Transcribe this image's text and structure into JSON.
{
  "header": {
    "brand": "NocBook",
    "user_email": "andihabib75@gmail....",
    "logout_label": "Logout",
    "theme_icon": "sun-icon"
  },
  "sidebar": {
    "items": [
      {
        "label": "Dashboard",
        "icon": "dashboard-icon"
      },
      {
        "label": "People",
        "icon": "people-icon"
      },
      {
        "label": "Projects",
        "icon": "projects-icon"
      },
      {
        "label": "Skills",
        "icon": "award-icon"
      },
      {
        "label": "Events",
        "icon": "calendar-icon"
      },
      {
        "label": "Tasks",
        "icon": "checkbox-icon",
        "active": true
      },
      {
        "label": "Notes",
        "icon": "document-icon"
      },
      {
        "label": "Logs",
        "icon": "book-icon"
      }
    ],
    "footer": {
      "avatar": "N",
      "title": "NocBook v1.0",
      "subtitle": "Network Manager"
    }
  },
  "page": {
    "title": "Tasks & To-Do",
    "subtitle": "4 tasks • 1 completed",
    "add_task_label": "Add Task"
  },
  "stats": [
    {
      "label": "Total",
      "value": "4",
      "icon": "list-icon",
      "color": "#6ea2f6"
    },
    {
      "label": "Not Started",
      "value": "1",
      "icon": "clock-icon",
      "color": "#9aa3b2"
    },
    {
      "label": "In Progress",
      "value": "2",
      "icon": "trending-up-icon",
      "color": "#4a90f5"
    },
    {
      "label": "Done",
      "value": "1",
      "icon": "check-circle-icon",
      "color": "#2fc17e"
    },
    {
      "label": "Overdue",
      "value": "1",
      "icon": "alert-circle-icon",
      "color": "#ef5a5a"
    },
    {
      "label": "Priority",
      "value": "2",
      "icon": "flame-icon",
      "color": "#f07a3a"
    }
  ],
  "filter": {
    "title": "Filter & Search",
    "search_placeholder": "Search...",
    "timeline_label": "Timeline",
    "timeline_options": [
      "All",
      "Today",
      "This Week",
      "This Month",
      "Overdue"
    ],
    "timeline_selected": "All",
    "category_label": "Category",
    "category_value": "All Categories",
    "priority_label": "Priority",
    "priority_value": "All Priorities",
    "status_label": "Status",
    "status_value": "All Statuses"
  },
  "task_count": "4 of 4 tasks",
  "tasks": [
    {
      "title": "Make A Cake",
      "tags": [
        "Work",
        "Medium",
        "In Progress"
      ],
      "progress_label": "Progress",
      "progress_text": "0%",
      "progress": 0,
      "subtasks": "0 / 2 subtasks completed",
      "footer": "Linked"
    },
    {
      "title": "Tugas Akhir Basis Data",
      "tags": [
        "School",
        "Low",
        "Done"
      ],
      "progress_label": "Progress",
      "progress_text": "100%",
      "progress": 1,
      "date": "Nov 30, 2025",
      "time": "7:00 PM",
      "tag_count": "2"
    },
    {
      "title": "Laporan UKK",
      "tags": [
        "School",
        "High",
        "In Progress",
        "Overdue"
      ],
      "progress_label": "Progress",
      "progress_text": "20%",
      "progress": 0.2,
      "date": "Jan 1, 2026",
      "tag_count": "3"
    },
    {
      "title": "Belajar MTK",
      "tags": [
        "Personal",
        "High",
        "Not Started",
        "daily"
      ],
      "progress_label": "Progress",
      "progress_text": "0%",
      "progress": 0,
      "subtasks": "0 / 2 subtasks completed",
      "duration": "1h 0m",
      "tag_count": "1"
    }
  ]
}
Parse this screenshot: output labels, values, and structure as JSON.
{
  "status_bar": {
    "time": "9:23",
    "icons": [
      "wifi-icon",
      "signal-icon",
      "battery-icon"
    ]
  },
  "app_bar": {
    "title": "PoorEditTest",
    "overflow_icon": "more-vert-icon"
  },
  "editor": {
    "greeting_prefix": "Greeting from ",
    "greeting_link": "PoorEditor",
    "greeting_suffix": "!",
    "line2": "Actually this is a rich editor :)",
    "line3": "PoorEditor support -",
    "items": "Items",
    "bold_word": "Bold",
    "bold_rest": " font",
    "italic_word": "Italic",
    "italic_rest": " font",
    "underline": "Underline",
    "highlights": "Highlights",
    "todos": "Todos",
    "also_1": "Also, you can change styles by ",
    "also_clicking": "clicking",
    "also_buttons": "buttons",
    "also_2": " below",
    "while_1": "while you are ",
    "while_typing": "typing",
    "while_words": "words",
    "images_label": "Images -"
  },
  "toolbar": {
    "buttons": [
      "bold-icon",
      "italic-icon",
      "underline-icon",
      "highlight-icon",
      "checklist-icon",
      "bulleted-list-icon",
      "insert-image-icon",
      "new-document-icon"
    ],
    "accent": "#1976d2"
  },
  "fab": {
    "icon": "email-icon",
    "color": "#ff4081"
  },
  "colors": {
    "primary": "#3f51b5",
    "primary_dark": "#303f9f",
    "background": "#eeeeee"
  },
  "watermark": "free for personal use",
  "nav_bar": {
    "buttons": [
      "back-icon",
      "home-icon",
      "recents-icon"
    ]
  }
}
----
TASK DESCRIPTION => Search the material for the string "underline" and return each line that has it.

REPLY =>
    "underline": "Underline",
      "underline-icon",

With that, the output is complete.